▶ **TASK DESCRIPTION**
All of the data below is to be copied again without changes.

▶ **PROVIDED INFORMATION**
[Start of Attachment]

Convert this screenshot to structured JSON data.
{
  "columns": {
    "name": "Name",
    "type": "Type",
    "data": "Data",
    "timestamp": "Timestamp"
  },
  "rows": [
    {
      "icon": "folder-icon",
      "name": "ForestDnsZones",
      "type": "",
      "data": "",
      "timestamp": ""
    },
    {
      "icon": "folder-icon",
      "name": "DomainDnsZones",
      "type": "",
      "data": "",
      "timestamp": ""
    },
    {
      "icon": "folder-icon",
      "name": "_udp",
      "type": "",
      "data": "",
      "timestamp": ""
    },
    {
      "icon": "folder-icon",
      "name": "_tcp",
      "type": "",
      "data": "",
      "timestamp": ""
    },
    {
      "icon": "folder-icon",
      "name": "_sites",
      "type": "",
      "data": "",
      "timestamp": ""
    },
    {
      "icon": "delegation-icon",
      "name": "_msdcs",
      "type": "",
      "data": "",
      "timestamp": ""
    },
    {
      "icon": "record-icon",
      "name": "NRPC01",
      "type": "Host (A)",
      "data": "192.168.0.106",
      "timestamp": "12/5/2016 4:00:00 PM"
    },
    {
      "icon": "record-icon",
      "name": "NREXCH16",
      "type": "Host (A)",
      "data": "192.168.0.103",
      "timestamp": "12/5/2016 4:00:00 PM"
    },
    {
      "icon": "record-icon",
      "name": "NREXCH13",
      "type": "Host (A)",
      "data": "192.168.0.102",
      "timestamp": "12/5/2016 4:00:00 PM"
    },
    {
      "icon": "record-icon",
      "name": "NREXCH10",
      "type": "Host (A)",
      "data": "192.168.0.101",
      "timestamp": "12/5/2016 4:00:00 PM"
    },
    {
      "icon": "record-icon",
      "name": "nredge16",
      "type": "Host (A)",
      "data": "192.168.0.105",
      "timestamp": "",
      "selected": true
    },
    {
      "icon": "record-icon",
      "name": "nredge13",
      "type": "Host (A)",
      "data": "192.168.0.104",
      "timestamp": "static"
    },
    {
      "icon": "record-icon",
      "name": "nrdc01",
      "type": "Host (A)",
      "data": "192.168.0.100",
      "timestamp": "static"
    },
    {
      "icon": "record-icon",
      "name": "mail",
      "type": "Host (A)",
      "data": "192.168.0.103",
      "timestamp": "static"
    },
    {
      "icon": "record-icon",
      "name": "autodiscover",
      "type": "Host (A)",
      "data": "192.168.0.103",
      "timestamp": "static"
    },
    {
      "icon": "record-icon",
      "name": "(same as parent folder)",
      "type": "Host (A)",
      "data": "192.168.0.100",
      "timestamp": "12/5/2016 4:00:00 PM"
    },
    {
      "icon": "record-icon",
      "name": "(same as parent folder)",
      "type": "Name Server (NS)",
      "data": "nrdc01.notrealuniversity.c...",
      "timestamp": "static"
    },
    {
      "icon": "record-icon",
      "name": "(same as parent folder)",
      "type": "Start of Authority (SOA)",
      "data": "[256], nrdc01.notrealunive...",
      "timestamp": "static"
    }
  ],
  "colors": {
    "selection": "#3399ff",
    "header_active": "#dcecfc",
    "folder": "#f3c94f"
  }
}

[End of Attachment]

▶ **RESULT BELOW**
Convert this screenshot to structured JSON data.
{
  "columns": {
    "name": "Name",
    "type": "Type",
    "data": "Data",
    "timestamp": "Timestamp"
  },
  "rows": [
    {
      "icon": "folder-icon",
      "name": "ForestDnsZones",
      "type": "",
      "data": "",
      "timestamp": ""
    },
    {
      "icon": "folder-icon",
      "name": "DomainDnsZones",
      "type": "",
      "data": "",
      "timestamp": ""
    },
    {
      "icon": "folder-icon",
      "name": "_udp",
      "type": "",
      "data": "",
      "timestamp": ""
    },
    {
      "icon": "folder-icon",
      "name": "_tcp",
      "type": "",
      "data": "",
      "timestamp": ""
    },
    {
      "icon": "folder-icon",
      "name": "_sites",
      "type": "",
      "data": "",
      "timestamp": ""
    },
    {
      "icon": "delegation-icon",
      "name": "_msdcs",
      "type": "",
      "data": "",
      "timestamp": ""
    },
    {
      "icon": "record-icon",
      "name": "NRPC01",
      "type": "Host (A)",
      "data": "192.168.0.106",
      "timestamp": "12/5/2016 4:00:00 PM"
    },
    {
      "icon": "record-icon",
      "name": "NREXCH16",
      "type": "Host (A)",
      "data": "192.168.0.103",
      "timestamp": "12/5/2016 4:00:00 PM"
    },
    {
      "icon": "record-icon",
      "name": "NREXCH13",
      "type": "Host (A)",
      "data": "192.168.0.102",
      "timestamp": "12/5/2016 4:00:00 PM"
    },
    {
      "icon": "record-icon",
      "name": "NREXCH10",
      "type": "Host (A)",
      "data": "192.168.0.101",
      "timestamp": "12/5/2016 4:00:00 PM"
    },
    {
      "icon": "record-icon",
      "name": "nredge16",
      "type": "Host (A)",
      "data": "192.168.0.105",
      "timestamp": "",
      "selected": true
    },
    {
      "icon": "record-icon",
      "name": "nredge13",
      "type": "Host (A)",
      "data": "192.168.0.104",
      "timestamp": "static"
    },
    {
      "icon": "record-icon",
      "name": "nrdc01",
      "type": "Host (A)",
      "data": "192.168.0.100",
      "timestamp": "static"
    },
    {
      "icon": "record-icon",
      "name": "mail",
      "type": "Host (A)",
      "data": "192.168.0.103",
      "timestamp": "static"
    },
    {
      "icon": "record-icon",
      "name": "autodiscover",
      "type": "Host (A)",
      "data": "192.168.0.103",
      "timestamp": "static"
    },
    {
      "icon": "record-icon",
      "name": "(same as parent folder)",
      "type": "Host (A)",
      "data": "192.168.0.100",
      "timestamp": "12/5/2016 4:00:00 PM"
    },
    {
      "icon": "record-icon",
      "name": "(same as parent folder)",
      "type": "Name Server (NS)",
      "data": "nrdc01.notrealuniversity.c...",
      "timestamp": "static"
    },
    {
      "icon": "record-icon",
      "name": "(same as parent folder)",
      "type": "Start of Authority (SOA)",
      "data": "[256], nrdc01.notrealunive...",
      "timestamp": "static"
    }
  ],
  "colors": {
    "selection": "#3399ff",
    "header_active": "#dcecfc",
    "folder": "#f3c94f"
  }
}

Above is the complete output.